PROVIDED ENTRIES:
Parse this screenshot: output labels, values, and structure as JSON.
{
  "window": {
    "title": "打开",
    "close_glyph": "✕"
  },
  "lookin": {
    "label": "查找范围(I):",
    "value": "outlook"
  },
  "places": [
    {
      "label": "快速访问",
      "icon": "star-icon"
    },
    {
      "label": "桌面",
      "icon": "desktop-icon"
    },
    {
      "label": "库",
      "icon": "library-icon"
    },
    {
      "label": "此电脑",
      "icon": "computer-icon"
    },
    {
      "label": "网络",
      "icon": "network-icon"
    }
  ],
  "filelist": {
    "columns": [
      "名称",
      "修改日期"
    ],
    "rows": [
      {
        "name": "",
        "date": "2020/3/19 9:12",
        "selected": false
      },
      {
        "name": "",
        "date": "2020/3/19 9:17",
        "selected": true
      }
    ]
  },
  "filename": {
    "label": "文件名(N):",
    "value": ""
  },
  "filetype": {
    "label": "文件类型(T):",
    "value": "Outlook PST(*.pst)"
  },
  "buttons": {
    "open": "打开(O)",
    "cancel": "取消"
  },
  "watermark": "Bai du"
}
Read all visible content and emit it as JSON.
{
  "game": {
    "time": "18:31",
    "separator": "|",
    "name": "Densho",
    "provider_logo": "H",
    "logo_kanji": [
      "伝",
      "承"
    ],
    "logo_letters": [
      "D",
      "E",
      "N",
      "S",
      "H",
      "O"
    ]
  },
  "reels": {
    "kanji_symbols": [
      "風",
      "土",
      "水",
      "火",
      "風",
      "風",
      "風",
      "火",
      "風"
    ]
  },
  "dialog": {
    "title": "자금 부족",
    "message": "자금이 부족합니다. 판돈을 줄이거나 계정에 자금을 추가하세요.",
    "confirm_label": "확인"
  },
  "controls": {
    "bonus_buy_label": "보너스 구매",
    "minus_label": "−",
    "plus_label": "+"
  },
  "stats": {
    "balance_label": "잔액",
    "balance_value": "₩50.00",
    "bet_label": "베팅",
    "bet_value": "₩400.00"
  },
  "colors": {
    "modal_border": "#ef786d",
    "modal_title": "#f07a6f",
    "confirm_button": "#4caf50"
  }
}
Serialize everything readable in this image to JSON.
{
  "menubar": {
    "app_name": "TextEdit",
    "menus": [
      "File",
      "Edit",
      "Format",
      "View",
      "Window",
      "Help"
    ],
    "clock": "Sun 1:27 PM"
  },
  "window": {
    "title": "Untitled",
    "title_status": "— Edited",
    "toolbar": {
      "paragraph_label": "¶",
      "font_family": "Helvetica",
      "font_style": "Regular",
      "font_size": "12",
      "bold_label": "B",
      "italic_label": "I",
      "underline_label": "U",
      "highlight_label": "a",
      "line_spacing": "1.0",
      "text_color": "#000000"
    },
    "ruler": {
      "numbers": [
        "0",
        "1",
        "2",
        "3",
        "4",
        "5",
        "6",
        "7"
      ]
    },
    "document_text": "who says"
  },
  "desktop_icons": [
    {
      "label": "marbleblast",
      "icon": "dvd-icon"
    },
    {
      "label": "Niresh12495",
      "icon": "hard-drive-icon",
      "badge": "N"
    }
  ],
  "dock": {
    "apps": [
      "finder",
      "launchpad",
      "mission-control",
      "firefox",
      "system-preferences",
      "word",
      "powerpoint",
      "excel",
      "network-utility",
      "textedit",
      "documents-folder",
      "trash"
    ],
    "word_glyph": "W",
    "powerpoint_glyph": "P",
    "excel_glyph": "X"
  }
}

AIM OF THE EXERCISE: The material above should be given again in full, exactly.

RESPONSE TO THE EXERCISE:
Parse this screenshot: output labels, values, and structure as JSON.
{
  "window": {
    "title": "打开",
    "close_glyph": "✕"
  },
  "lookin": {
    "label": "查找范围(I):",
    "value": "outlook"
  },
  "places": [
    {
      "label": "快速访问",
      "icon": "star-icon"
    },
    {
      "label": "桌面",
      "icon": "desktop-icon"
    },
    {
      "label": "库",
      "icon": "library-icon"
    },
    {
      "label": "此电脑",
      "icon": "computer-icon"
    },
    {
      "label": "网络",
      "icon": "network-icon"
    }
  ],
  "filelist": {
    "columns": [
      "名称",
      "修改日期"
    ],
    "rows": [
      {
        "name": "",
        "date": "2020/3/19 9:12",
        "selected": false
      },
      {
        "name": "",
        "date": "2020/3/19 9:17",
        "selected": true
      }
    ]
  },
  "filename": {
    "label": "文件名(N):",
    "value": ""
  },
  "filetype": {
    "label": "文件类型(T):",
    "value": "Outlook PST(*.pst)"
  },
  "buttons": {
    "open": "打开(O)",
    "cancel": "取消"
  },
  "watermark": "Bai du"
}
Read all visible content and emit it as JSON.
{
  "game": {
    "time": "18:31",
    "separator": "|",
    "name": "Densho",
    "provider_logo": "H",
    "logo_kanji": [
      "伝",
      "承"
    ],
    "logo_letters": [
      "D",
      "E",
      "N",
      "S",
      "H",
      "O"
    ]
  },
  "reels": {
    "kanji_symbols": [
      "風",
      "土",
      "水",
      "火",
      "風",
      "風",
      "風",
      "火",
      "風"
    ]
  },
  "dialog": {
    "title": "자금 부족",
    "message": "자금이 부족합니다. 판돈을 줄이거나 계정에 자금을 추가하세요.",
    "confirm_label": "확인"
  },
  "controls": {
    "bonus_buy_label": "보너스 구매",
    "minus_label": "−",
    "plus_label": "+"
  },
  "stats": {
    "balance_label": "잔액",
    "balance_value": "₩50.00",
    "bet_label": "베팅",
    "bet_value": "₩400.00"
  },
  "colors": {
    "modal_border": "#ef786d",
    "modal_title": "#f07a6f",
    "confirm_button": "#4caf50"
  }
}
Serialize everything readable in this image to JSON.
{
  "menubar": {
    "app_name": "TextEdit",
    "menus": [
      "File",
      "Edit",
      "Format",
      "View",
      "Window",
      "Help"
    ],
    "clock": "Sun 1:27 PM"
  },
  "window": {
    "title": "Untitled",
    "title_status": "— Edited",
    "toolbar": {
      "paragraph_label": "¶",
      "font_family": "Helvetica",
      "font_style": "Regular",
      "font_size": "12",
      "bold_label": "B",
      "italic_label": "I",
      "underline_label": "U",
      "highlight_label": "a",
      "line_spacing": "1.0",
      "text_color": "#000000"
    },
    "ruler": {
      "numbers": [
        "0",
        "1",
        "2",
        "3",
        "4",
        "5",
        "6",
        "7"
      ]
    },
    "document_text": "who says"
  },
  "desktop_icons": [
    {
      "label": "marbleblast",
      "icon": "dvd-icon"
    },
    {
      "label": "Niresh12495",
      "icon": "hard-drive-icon",
      "badge": "N"
    }
  ],
  "dock": {
    "apps": [
      "finder",
      "launchpad",
      "mission-control",
      "firefox",
      "system-preferences",
      "word",
      "powerpoint",
      "excel",
      "network-utility",
      "textedit",
      "documents-folder",
      "trash"
    ],
    "word_glyph": "W",
    "powerpoint_glyph": "P",
    "excel_glyph": "X"
  }
}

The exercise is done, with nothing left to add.